On another note, while I probably won't be posting every day (it's that month where you're supposed to write a novel and blogging is the closest I'll ever get), you might get some weirdness from me this month. Just because.



* There's no budget for video. Use your imagination. I'm thinking something along the lines of "Wayne's World" would be appropriate.

** Mrs. Telesco was my Home Ec. teacher in middle school. What she lacked in physical stature she made up for in attitude. And I still don't know how to thread a sewing machine, despite her incredibly patient efforts to teach me.

Thursday, November 1, 2012

Drinking the SBG Juice with Others Now

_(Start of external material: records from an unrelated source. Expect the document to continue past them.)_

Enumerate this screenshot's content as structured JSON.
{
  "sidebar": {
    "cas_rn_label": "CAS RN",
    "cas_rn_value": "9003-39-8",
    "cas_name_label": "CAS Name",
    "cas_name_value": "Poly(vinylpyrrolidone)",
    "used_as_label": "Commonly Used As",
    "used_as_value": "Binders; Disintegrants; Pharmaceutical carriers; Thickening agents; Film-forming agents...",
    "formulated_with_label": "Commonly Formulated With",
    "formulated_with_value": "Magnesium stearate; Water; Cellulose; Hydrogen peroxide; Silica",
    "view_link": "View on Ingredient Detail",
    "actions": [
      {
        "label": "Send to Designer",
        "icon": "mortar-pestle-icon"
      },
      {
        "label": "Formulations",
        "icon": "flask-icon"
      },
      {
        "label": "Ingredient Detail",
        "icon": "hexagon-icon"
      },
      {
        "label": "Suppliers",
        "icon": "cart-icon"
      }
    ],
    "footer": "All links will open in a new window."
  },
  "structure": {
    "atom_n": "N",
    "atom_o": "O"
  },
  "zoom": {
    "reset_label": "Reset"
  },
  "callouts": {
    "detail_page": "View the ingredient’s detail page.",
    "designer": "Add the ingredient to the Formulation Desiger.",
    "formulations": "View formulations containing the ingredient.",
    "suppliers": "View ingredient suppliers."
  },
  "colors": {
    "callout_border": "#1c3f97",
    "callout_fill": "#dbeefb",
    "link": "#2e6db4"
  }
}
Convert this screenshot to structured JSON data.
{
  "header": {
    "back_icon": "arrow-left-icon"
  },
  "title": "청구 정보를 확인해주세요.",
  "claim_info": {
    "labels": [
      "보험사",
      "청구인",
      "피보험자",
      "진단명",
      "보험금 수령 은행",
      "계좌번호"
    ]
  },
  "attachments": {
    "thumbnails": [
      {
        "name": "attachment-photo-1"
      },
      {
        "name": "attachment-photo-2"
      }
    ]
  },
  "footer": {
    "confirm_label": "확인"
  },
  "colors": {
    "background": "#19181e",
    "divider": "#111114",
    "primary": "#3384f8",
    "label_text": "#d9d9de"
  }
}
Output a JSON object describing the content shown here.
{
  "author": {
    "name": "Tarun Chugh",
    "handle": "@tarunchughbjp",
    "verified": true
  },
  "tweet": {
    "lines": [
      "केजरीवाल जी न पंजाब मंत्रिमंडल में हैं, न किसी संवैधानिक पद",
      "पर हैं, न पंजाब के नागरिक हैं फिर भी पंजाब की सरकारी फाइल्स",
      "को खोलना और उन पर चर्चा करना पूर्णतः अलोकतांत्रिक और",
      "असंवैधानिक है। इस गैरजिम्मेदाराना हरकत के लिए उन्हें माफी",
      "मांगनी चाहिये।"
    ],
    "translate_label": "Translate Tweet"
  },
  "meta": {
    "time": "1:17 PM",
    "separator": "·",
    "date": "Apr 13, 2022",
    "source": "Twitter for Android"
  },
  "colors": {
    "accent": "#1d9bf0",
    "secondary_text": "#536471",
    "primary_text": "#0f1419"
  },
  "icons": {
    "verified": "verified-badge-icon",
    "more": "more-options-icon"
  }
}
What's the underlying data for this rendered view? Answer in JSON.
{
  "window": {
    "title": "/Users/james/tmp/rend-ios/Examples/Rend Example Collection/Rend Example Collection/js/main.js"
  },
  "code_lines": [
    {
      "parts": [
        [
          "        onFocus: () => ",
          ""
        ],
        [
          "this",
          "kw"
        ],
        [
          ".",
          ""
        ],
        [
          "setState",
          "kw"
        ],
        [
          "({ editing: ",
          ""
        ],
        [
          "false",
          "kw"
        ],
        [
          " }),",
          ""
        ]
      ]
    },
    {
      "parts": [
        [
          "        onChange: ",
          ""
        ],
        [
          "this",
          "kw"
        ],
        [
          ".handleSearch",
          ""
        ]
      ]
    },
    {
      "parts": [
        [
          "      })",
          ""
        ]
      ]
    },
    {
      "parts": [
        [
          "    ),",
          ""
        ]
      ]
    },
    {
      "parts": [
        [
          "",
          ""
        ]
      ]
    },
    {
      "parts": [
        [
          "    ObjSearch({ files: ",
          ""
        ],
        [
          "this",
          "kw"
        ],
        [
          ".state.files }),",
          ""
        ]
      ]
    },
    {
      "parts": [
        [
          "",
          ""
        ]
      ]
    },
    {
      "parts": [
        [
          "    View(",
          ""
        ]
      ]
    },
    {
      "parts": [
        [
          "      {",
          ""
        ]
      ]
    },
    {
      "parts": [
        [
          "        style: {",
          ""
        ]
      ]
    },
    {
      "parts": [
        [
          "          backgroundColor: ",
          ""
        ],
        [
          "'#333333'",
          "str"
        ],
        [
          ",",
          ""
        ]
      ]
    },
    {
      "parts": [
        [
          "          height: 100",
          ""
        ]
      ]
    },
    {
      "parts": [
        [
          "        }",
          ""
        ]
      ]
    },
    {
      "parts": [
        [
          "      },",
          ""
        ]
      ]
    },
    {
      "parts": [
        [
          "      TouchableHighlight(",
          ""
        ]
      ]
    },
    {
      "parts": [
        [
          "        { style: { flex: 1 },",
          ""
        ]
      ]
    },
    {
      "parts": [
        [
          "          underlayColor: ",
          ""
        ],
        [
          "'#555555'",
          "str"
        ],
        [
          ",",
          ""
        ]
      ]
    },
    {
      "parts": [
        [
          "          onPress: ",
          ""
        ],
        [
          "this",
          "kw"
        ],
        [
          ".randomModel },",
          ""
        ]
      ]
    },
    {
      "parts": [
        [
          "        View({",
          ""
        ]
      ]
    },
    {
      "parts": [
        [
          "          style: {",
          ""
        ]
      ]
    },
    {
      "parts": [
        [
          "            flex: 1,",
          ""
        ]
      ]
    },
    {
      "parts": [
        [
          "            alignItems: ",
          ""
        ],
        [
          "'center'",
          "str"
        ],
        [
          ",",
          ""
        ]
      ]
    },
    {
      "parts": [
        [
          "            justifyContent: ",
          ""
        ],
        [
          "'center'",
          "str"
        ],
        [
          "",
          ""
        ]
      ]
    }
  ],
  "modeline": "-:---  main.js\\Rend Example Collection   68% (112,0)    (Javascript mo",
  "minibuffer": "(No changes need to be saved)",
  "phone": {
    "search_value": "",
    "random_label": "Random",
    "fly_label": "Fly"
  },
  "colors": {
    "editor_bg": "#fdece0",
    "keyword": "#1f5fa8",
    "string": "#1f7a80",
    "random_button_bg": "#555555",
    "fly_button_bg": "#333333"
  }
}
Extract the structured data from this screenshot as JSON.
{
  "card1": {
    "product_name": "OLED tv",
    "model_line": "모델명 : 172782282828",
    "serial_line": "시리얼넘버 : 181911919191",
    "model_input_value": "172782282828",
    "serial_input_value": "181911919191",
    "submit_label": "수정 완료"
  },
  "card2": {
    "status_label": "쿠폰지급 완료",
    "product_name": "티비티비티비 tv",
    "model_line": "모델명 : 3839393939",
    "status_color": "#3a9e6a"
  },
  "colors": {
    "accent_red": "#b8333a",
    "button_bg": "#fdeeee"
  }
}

We PLC at my school district. This has come to mean a lot of things to a lot of different kinds of people, and it doesn't always work. But, it IS a work in progress and the leadership actually seems committed to sticking this one out. The math department (or, as I like to call us, the "mathies") got a talking-to the other day from an administrator telling us we needed to PLC the way we were taught and not the way we felt like it. This was very freeing for me, though I suspect other mathies were not so thrilled.

I found a colleague who's willing to try the "crazy" stuff with me. I'm sure you all know what a relief this is. I'm not the new kid also trying to rock the boat while I learn the ropes. Now I'm getting on board with what's supposed to be the program with someone in a position to do something about it.

The two of us recently started adding a chart to the back of our common assessments that lists the standards on the assessment as well as what the student's scale score was for that assessment (I think I've mentioned this before, but now we're several assessments in and it's starting to pay off). My fellow juice drinker added a comment area to this sheet which I think was exactly what I needed to focus my ideas for each kid. The other person who uses our common assessments is not drinking the juice, so he hasn't added the sheet to the back of his assessments.

After the most recent assessment, we exchanged email about "data," which is what we're supposed to be PLCing about. Non-juice-drinking guy sent something like this:
Class Average, 6th Period: Blah.Blah%, The biggest difficulties students had were with questions Blah (Blah% got it wrong) and Blah (Blah% got it wrong, but I think the wording may have tripped them up).  We need to review question Blah as well.
Now, how helpful is that? Meanwhile, my SBG-juice drinking colleague and I talked about what percentage of our students did well on each standard. I was able to remediate something that a good chunk of my class missed the very next day. I'll be reassessing just that standard tomorrow, which is a huge shift. Typically, reassessing means we have several versions of the WHOLE TEST, which then has to be graded. It's hard to show growth because the students might trip over something they got right the first time.

My ideal is self-pacing instruction and having kids assess when they're ready, but it's a long road. I'd love to assess one standard at a time and I'm working out how to do that while keeping with the common big tests. If we weren't PLCing, I would have done it already. That's the bad part. The good part is that with the PLC, I have a friend.

And I have data I can USE.